- [Element data from apps and pages]:
—————
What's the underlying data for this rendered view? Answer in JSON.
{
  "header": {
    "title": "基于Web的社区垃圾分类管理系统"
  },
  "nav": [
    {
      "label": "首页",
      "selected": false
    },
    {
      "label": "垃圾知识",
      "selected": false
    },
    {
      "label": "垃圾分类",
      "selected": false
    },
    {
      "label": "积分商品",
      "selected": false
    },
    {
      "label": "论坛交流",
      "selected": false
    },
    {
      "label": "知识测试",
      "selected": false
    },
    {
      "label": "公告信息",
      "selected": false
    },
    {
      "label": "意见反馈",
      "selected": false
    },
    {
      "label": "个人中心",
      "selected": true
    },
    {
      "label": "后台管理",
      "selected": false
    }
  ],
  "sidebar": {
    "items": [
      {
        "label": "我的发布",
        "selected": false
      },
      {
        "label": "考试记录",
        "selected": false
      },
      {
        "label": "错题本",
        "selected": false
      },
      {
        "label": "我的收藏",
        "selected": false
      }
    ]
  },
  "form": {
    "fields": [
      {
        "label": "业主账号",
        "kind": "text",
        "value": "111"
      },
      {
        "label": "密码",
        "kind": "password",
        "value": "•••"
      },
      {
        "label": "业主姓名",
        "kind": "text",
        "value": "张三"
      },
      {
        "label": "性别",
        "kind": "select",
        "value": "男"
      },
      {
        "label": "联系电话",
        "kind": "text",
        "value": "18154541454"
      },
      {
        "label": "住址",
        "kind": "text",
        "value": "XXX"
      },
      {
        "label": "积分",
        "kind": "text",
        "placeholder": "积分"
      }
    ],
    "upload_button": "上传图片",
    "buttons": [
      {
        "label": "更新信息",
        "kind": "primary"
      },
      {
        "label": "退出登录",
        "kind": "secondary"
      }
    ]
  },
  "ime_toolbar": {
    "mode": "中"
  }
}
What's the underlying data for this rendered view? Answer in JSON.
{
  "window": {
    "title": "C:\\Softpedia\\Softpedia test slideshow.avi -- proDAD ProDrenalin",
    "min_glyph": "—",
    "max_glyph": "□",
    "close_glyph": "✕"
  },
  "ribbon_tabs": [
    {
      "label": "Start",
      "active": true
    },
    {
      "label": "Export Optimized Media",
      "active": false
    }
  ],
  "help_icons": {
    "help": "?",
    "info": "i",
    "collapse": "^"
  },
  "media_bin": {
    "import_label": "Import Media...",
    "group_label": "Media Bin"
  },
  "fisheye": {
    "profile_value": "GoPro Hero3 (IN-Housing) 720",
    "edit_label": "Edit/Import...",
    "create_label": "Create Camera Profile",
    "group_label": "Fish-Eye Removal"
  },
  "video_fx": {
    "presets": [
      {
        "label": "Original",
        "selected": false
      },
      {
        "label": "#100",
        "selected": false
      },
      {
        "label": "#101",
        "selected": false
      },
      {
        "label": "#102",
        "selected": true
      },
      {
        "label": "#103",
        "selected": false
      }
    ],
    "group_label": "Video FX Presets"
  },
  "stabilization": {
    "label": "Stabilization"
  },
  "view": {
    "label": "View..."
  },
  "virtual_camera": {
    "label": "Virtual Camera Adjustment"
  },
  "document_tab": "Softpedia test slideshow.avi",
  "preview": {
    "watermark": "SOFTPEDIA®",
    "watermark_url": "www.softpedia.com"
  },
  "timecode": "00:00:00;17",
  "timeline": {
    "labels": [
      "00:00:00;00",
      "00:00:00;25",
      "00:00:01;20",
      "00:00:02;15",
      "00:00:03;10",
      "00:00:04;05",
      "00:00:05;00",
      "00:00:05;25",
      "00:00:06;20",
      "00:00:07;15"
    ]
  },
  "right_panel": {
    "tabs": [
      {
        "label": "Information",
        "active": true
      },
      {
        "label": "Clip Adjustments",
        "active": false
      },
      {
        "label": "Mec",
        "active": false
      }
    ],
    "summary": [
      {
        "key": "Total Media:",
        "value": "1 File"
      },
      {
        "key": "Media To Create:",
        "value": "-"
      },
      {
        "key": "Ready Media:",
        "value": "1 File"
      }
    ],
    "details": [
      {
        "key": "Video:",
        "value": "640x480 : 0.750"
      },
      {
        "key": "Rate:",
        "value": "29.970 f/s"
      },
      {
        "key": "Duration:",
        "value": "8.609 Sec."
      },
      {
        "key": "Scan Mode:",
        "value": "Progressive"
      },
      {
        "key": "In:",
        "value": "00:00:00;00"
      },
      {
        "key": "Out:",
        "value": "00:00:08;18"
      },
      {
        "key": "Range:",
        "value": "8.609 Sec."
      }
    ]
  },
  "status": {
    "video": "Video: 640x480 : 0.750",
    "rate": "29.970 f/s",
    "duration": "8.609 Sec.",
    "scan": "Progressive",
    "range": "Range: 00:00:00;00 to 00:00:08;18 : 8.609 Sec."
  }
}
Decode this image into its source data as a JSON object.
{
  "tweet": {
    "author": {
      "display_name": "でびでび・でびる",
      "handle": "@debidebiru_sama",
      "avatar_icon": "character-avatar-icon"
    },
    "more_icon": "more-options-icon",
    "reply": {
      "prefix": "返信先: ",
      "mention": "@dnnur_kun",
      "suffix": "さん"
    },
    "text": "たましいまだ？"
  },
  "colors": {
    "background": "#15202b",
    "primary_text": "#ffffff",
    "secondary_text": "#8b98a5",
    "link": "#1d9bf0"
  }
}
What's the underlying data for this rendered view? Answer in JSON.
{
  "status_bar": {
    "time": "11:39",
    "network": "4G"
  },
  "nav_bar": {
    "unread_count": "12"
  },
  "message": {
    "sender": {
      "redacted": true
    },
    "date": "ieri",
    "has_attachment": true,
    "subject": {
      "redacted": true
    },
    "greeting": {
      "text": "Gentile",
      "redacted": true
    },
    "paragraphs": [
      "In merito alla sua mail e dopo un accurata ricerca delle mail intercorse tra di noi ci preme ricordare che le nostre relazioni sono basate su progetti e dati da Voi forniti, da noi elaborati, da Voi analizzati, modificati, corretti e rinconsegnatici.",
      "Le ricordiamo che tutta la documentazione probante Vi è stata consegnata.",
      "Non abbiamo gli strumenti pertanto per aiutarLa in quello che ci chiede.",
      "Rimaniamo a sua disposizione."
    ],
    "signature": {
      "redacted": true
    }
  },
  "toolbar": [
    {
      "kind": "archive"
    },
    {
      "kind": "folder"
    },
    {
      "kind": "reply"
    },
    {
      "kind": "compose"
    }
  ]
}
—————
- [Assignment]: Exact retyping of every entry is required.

- [Output of the exercise]:
What's the underlying data for this rendered view? Answer in JSON.
{
  "header": {
    "title": "基于Web的社区垃圾分类管理系统"
  },
  "nav": [
    {
      "label": "首页",
      "selected": false
    },
    {
      "label": "垃圾知识",
      "selected": false
    },
    {
      "label": "垃圾分类",
      "selected": false
    },
    {
      "label": "积分商品",
      "selected": false
    },
    {
      "label": "论坛交流",
      "selected": false
    },
    {
      "label": "知识测试",
      "selected": false
    },
    {
      "label": "公告信息",
      "selected": false
    },
    {
      "label": "意见反馈",
      "selected": false
    },
    {
      "label": "个人中心",
      "selected": true
    },
    {
      "label": "后台管理",
      "selected": false
    }
  ],
  "sidebar": {
    "items": [
      {
        "label": "我的发布",
        "selected": false
      },
      {
        "label": "考试记录",
        "selected": false
      },
      {
        "label": "错题本",
        "selected": false
      },
      {
        "label": "我的收藏",
        "selected": false
      }
    ]
  },
  "form": {
    "fields": [
      {
        "label": "业主账号",
        "kind": "text",
        "value": "111"
      },
      {
        "label": "密码",
        "kind": "password",
        "value": "•••"
      },
      {
        "label": "业主姓名",
        "kind": "text",
        "value": "张三"
      },
      {
        "label": "性别",
        "kind": "select",
        "value": "男"
      },
      {
        "label": "联系电话",
        "kind": "text",
        "value": "18154541454"
      },
      {
        "label": "住址",
        "kind": "text",
        "value": "XXX"
      },
      {
        "label": "积分",
        "kind": "text",
        "placeholder": "积分"
      }
    ],
    "upload_button": "上传图片",
    "buttons": [
      {
        "label": "更新信息",
        "kind": "primary"
      },
      {
        "label": "退出登录",
        "kind": "secondary"
      }
    ]
  },
  "ime_toolbar": {
    "mode": "中"
  }
}
What's the underlying data for this rendered view? Answer in JSON.
{
  "window": {
    "title": "C:\\Softpedia\\Softpedia test slideshow.avi -- proDAD ProDrenalin",
    "min_glyph": "—",
    "max_glyph": "□",
    "close_glyph": "✕"
  },
  "ribbon_tabs": [
    {
      "label": "Start",
      "active": true
    },
    {
      "label": "Export Optimized Media",
      "active": false
    }
  ],
  "help_icons": {
    "help": "?",
    "info": "i",
    "collapse": "^"
  },
  "media_bin": {
    "import_label": "Import Media...",
    "group_label": "Media Bin"
  },
  "fisheye": {
    "profile_value": "GoPro Hero3 (IN-Housing) 720",
    "edit_label": "Edit/Import...",
    "create_label": "Create Camera Profile",
    "group_label": "Fish-Eye Removal"
  },
  "video_fx": {
    "presets": [
      {
        "label": "Original",
        "selected": false
      },
      {
        "label": "#100",
        "selected": false
      },
      {
        "label": "#101",
        "selected": false
      },
      {
        "label": "#102",
        "selected": true
      },
      {
        "label": "#103",
        "selected": false
      }
    ],
    "group_label": "Video FX Presets"
  },
  "stabilization": {
    "label": "Stabilization"
  },
  "view": {
    "label": "View..."
  },
  "virtual_camera": {
    "label": "Virtual Camera Adjustment"
  },
  "document_tab": "Softpedia test slideshow.avi",
  "preview": {
    "watermark": "SOFTPEDIA®",
    "watermark_url": "www.softpedia.com"
  },
  "timecode": "00:00:00;17",
  "timeline": {
    "labels": [
      "00:00:00;00",
      "00:00:00;25",
      "00:00:01;20",
      "00:00:02;15",
      "00:00:03;10",
      "00:00:04;05",
      "00:00:05;00",
      "00:00:05;25",
      "00:00:06;20",
      "00:00:07;15"
    ]
  },
  "right_panel": {
    "tabs": [
      {
        "label": "Information",
        "active": true
      },
      {
        "label": "Clip Adjustments",
        "active": false
      },
      {
        "label": "Mec",
        "active": false
      }
    ],
    "summary": [
      {
        "key": "Total Media:",
        "value": "1 File"
      },
      {
        "key": "Media To Create:",
        "value": "-"
      },
      {
        "key": "Ready Media:",
        "value": "1 File"
      }
    ],
    "details": [
      {
        "key": "Video:",
        "value": "640x480 : 0.750"
      },
      {
        "key": "Rate:",
        "value": "29.970 f/s"
      },
      {
        "key": "Duration:",
        "value": "8.609 Sec."
      },
      {
        "key": "Scan Mode:",
        "value": "Progressive"
      },
      {
        "key": "In:",
        "value": "00:00:00;00"
      },
      {
        "key": "Out:",
        "value": "00:00:08;18"
      },
      {
        "key": "Range:",
        "value": "8.609 Sec."
      }
    ]
  },
  "status": {
    "video": "Video: 640x480 : 0.750",
    "rate": "29.970 f/s",
    "duration": "8.609 Sec.",
    "scan": "Progressive",
    "range": "Range: 00:00:00;00 to 00:00:08;18 : 8.609 Sec."
  }
}
Decode this image into its source data as a JSON object.
{
  "tweet": {
    "author": {
      "display_name": "でびでび・でびる",
      "handle": "@debidebiru_sama",
      "avatar_icon": "character-avatar-icon"
    },
    "more_icon": "more-options-icon",
    "reply": {
      "prefix": "返信先: ",
      "mention": "@dnnur_kun",
      "suffix": "さん"
    },
    "text": "たましいまだ？"
  },
  "colors": {
    "background": "#15202b",
    "primary_text": "#ffffff",
    "secondary_text": "#8b98a5",
    "link": "#1d9bf0"
  }
}
What's the underlying data for this rendered view? Answer in JSON.
{
  "status_bar": {
    "time": "11:39",
    "network": "4G"
  },
  "nav_bar": {
    "unread_count": "12"
  },
  "message": {
    "sender": {
      "redacted": true
    },
    "date": "ieri",
    "has_attachment": true,
    "subject": {
      "redacted": true
    },
    "greeting": {
      "text": "Gentile",
      "redacted": true
    },
    "paragraphs": [
      "In merito alla sua mail e dopo un accurata ricerca delle mail intercorse tra di noi ci preme ricordare che le nostre relazioni sono basate su progetti e dati da Voi forniti, da noi elaborati, da Voi analizzati, modificati, corretti e rinconsegnatici.",
      "Le ricordiamo che tutta la documentazione probante Vi è stata consegnata.",
      "Non abbiamo gli strumenti pertanto per aiutarLa in quello che ci chiede.",
      "Rimaniamo a sua disposizione."
    ],
    "signature": {
      "redacted": true
    }
  },
  "toolbar": [
    {
      "kind": "archive"
    },
    {
      "kind": "folder"
    },
    {
      "kind": "reply"
    },
    {
      "kind": "compose"
    }
  ]
}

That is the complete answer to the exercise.